PROBLEM TO SOLVE → Your output should repeat each record below with no differences.

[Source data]
——————

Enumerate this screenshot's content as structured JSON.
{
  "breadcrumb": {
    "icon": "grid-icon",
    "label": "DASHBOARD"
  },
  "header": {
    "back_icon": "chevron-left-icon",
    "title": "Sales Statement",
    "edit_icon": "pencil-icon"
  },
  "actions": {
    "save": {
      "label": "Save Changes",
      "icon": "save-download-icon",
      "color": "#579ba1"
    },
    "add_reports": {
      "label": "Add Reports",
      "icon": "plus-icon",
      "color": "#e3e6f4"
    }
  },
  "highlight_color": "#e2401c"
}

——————

COMPLETED TASK →
Enumerate this screenshot's content as structured JSON.
{
  "breadcrumb": {
    "icon": "grid-icon",
    "label": "DASHBOARD"
  },
  "header": {
    "back_icon": "chevron-left-icon",
    "title": "Sales Statement",
    "edit_icon": "pencil-icon"
  },
  "actions": {
    "save": {
      "label": "Save Changes",
      "icon": "save-download-icon",
      "color": "#579ba1"
    },
    "add_reports": {
      "label": "Add Reports",
      "icon": "plus-icon",
      "color": "#e3e6f4"
    }
  },
  "highlight_color": "#e2401c"
}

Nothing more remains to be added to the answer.